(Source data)

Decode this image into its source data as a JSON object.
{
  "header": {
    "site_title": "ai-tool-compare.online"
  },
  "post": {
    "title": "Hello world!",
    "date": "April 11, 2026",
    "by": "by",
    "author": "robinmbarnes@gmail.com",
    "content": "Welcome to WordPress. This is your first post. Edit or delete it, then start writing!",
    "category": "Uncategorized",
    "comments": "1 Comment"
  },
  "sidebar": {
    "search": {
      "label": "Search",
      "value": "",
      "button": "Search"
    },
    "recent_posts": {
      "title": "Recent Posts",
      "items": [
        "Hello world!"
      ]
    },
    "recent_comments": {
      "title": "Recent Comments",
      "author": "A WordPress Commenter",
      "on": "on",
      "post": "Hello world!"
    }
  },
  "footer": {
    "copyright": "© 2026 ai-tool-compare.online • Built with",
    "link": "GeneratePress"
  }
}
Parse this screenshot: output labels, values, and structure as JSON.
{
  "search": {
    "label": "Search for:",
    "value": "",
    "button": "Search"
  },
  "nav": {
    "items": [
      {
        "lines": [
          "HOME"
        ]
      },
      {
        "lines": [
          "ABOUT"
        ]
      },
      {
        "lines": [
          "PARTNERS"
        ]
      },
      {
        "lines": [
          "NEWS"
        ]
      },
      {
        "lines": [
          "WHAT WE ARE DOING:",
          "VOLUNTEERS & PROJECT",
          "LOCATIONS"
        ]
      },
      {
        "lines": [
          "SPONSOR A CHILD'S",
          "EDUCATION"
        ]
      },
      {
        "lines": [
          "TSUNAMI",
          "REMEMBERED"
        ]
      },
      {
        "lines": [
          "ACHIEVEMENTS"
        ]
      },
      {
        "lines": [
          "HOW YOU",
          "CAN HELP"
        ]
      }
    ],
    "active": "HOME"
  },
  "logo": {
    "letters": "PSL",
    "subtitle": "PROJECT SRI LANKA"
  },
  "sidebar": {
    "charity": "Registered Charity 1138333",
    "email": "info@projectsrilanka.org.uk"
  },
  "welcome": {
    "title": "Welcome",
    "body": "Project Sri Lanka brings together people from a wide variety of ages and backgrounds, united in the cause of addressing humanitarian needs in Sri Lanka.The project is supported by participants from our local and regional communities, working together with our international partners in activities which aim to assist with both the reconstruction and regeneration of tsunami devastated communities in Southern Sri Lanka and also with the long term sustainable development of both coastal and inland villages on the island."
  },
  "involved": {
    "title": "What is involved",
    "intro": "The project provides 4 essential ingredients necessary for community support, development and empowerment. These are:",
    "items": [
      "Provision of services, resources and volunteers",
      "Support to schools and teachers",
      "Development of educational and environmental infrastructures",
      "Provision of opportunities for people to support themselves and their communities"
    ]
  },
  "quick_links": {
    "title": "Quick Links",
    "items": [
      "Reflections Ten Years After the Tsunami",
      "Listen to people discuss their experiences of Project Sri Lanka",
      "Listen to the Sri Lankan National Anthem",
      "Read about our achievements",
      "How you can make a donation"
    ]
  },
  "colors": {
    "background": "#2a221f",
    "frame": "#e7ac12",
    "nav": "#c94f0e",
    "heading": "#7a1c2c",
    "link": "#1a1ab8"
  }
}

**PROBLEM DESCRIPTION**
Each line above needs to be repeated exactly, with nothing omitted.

**TASK SOLUTION**
Decode this image into its source data as a JSON object.
{
  "header": {
    "site_title": "ai-tool-compare.online"
  },
  "post": {
    "title": "Hello world!",
    "date": "April 11, 2026",
    "by": "by",
    "author": "robinmbarnes@gmail.com",
    "content": "Welcome to WordPress. This is your first post. Edit or delete it, then start writing!",
    "category": "Uncategorized",
    "comments": "1 Comment"
  },
  "sidebar": {
    "search": {
      "label": "Search",
      "value": "",
      "button": "Search"
    },
    "recent_posts": {
      "title": "Recent Posts",
      "items": [
        "Hello world!"
      ]
    },
    "recent_comments": {
      "title": "Recent Comments",
      "author": "A WordPress Commenter",
      "on": "on",
      "post": "Hello world!"
    }
  },
  "footer": {
    "copyright": "© 2026 ai-tool-compare.online • Built with",
    "link": "GeneratePress"
  }
}
Parse this screenshot: output labels, values, and structure as JSON.
{
  "search": {
    "label": "Search for:",
    "value": "",
    "button": "Search"
  },
  "nav": {
    "items": [
      {
        "lines": [
          "HOME"
        ]
      },
      {
        "lines": [
          "ABOUT"
        ]
      },
      {
        "lines": [
          "PARTNERS"
        ]
      },
      {
        "lines": [
          "NEWS"
        ]
      },
      {
        "lines": [
          "WHAT WE ARE DOING:",
          "VOLUNTEERS & PROJECT",
          "LOCATIONS"
        ]
      },
      {
        "lines": [
          "SPONSOR A CHILD'S",
          "EDUCATION"
        ]
      },
      {
        "lines": [
          "TSUNAMI",
          "REMEMBERED"
        ]
      },
      {
        "lines": [
          "ACHIEVEMENTS"
        ]
      },
      {
        "lines": [
          "HOW YOU",
          "CAN HELP"
        ]
      }
    ],
    "active": "HOME"
  },
  "logo": {
    "letters": "PSL",
    "subtitle": "PROJECT SRI LANKA"
  },
  "sidebar": {
    "charity": "Registered Charity 1138333",
    "email": "info@projectsrilanka.org.uk"
  },
  "welcome": {
    "title": "Welcome",
    "body": "Project Sri Lanka brings together people from a wide variety of ages and backgrounds, united in the cause of addressing humanitarian needs in Sri Lanka.The project is supported by participants from our local and regional communities, working together with our international partners in activities which aim to assist with both the reconstruction and regeneration of tsunami devastated communities in Southern Sri Lanka and also with the long term sustainable development of both coastal and inland villages on the island."
  },
  "involved": {
    "title": "What is involved",
    "intro": "The project provides 4 essential ingredients necessary for community support, development and empowerment. These are:",
    "items": [
      "Provision of services, resources and volunteers",
      "Support to schools and teachers",
      "Development of educational and environmental infrastructures",
      "Provision of opportunities for people to support themselves and their communities"
    ]
  },
  "quick_links": {
    "title": "Quick Links",
    "items": [
      "Reflections Ten Years After the Tsunami",
      "Listen to people discuss their experiences of Project Sri Lanka",
      "Listen to the Sri Lankan National Anthem",
      "Read about our achievements",
      "How you can make a donation"
    ]
  },
  "colors": {
    "background": "#2a221f",
    "frame": "#e7ac12",
    "nav": "#c94f0e",
    "heading": "#7a1c2c",
    "link": "#1a1ab8"
  }
}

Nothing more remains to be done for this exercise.